▶ [AIM OF THE TASK] Repeat all entries word for word; skip images.
►
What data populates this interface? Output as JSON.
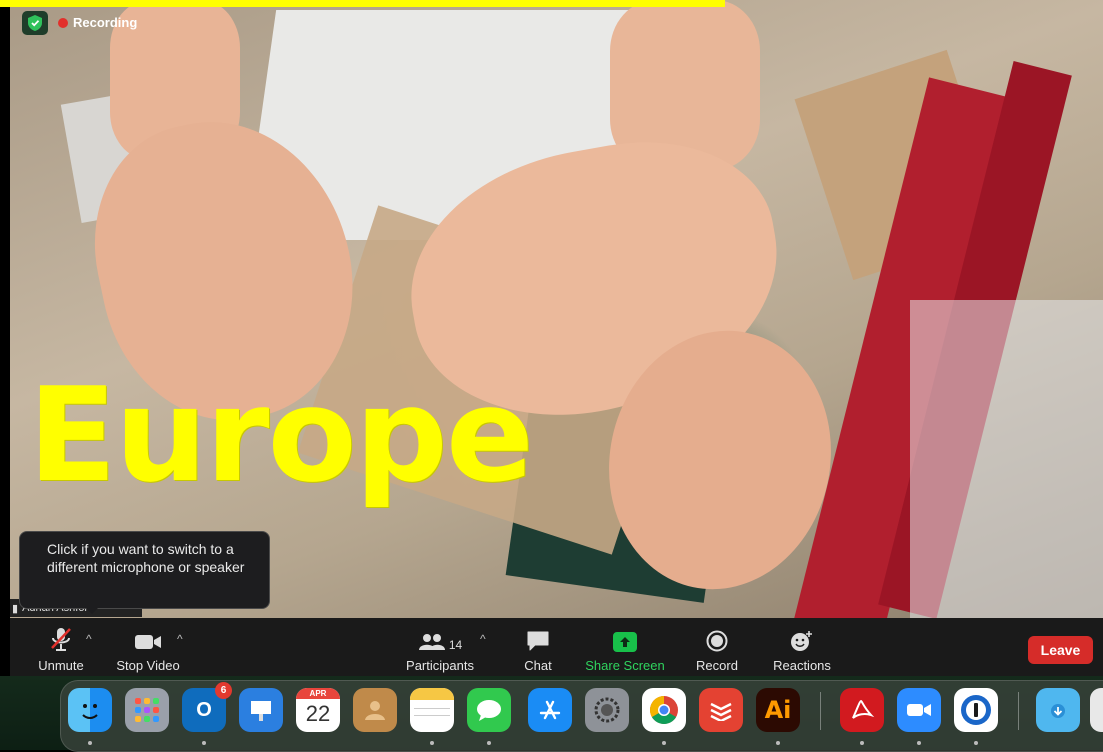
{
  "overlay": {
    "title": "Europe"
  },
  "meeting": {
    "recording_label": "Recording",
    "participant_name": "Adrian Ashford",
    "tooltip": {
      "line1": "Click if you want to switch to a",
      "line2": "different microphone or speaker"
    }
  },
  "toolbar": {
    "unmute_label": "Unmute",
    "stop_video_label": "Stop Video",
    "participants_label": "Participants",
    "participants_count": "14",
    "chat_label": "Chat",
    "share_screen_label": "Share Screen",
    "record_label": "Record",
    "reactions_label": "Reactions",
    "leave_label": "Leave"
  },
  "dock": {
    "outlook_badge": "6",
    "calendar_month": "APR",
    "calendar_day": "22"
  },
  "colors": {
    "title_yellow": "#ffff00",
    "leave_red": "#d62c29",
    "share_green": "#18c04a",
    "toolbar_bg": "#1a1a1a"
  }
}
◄
▶ [YOUR SOLUTION]
What data populates this interface? Output as JSON.
{
  "overlay": {
    "title": "Europe"
  },
  "meeting": {
    "recording_label": "Recording",
    "participant_name": "Adrian Ashford",
    "tooltip": {
      "line1": "Click if you want to switch to a",
      "line2": "different microphone or speaker"
    }
  },
  "toolbar": {
    "unmute_label": "Unmute",
    "stop_video_label": "Stop Video",
    "participants_label": "Participants",
    "participants_count": "14",
    "chat_label": "Chat",
    "share_screen_label": "Share Screen",
    "record_label": "Record",
    "reactions_label": "Reactions",
    "leave_label": "Leave"
  },
  "dock": {
    "outlook_badge": "6",
    "calendar_month": "APR",
    "calendar_day": "22"
  },
  "colors": {
    "title_yellow": "#ffff00",
    "leave_red": "#d62c29",
    "share_green": "#18c04a",
    "toolbar_bg": "#1a1a1a"
  }
}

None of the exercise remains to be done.